» GOAL OF THE EXERCISE
Your task is to write out exactly the lines from the line containing "Read all visible content and emit it as JSON." through the end of the records, inclusive at both ends.

» INPUT
──────────
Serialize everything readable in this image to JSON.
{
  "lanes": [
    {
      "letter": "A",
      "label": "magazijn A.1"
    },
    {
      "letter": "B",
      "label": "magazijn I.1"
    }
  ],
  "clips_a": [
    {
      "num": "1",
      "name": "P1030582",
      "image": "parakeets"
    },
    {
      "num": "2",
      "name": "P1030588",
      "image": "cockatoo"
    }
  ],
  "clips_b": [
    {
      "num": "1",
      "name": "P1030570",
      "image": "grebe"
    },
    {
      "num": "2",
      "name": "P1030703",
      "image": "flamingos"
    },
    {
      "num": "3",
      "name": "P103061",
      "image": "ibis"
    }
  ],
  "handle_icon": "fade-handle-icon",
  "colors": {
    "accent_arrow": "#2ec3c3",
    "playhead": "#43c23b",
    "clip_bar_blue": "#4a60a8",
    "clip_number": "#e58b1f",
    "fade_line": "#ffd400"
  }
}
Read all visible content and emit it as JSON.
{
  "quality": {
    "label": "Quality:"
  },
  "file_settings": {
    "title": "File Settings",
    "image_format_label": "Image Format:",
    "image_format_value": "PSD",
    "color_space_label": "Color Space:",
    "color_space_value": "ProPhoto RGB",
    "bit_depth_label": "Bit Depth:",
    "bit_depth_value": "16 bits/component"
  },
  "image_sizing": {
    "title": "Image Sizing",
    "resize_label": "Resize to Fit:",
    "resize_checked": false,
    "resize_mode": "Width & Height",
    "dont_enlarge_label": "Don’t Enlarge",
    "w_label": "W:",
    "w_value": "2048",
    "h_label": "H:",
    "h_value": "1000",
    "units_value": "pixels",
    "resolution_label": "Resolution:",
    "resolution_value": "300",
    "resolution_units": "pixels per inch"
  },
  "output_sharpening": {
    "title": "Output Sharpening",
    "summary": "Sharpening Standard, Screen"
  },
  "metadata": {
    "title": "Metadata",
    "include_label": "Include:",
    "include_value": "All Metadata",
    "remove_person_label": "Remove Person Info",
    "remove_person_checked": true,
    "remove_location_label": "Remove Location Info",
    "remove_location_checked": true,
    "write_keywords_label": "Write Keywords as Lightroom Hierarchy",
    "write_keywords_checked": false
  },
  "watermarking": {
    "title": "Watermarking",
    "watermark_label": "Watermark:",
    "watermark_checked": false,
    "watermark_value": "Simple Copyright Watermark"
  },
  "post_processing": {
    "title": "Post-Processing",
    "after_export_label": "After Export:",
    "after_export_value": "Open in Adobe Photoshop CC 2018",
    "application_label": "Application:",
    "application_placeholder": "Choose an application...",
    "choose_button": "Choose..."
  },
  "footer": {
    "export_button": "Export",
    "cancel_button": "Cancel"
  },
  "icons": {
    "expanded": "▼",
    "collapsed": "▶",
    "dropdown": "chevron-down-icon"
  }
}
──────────
» ANSWER TO THIS PROBLEM
Read all visible content and emit it as JSON.
{
  "quality": {
    "label": "Quality:"
  },
  "file_settings": {
    "title": "File Settings",
    "image_format_label": "Image Format:",
    "image_format_value": "PSD",
    "color_space_label": "Color Space:",
    "color_space_value": "ProPhoto RGB",
    "bit_depth_label": "Bit Depth:",
    "bit_depth_value": "16 bits/component"
  },
  "image_sizing": {
    "title": "Image Sizing",
    "resize_label": "Resize to Fit:",
    "resize_checked": false,
    "resize_mode": "Width & Height",
    "dont_enlarge_label": "Don’t Enlarge",
    "w_label": "W:",
    "w_value": "2048",
    "h_label": "H:",
    "h_value": "1000",
    "units_value": "pixels",
    "resolution_label": "Resolution:",
    "resolution_value": "300",
    "resolution_units": "pixels per inch"
  },
  "output_sharpening": {
    "title": "Output Sharpening",
    "summary": "Sharpening Standard, Screen"
  },
  "metadata": {
    "title": "Metadata",
    "include_label": "Include:",
    "include_value": "All Metadata",
    "remove_person_label": "Remove Person Info",
    "remove_person_checked": true,
    "remove_location_label": "Remove Location Info",
    "remove_location_checked": true,
    "write_keywords_label": "Write Keywords as Lightroom Hierarchy",
    "write_keywords_checked": false
  },
  "watermarking": {
    "title": "Watermarking",
    "watermark_label": "Watermark:",
    "watermark_checked": false,
    "watermark_value": "Simple Copyright Watermark"
  },
  "post_processing": {
    "title": "Post-Processing",
    "after_export_label": "After Export:",
    "after_export_value": "Open in Adobe Photoshop CC 2018",
    "application_label": "Application:",
    "application_placeholder": "Choose an application...",
    "choose_button": "Choose..."
  },
  "footer": {
    "export_button": "Export",
    "cancel_button": "Cancel"
  },
  "icons": {
    "expanded": "▼",
    "collapsed": "▶",
    "dropdown": "chevron-down-icon"
  }
}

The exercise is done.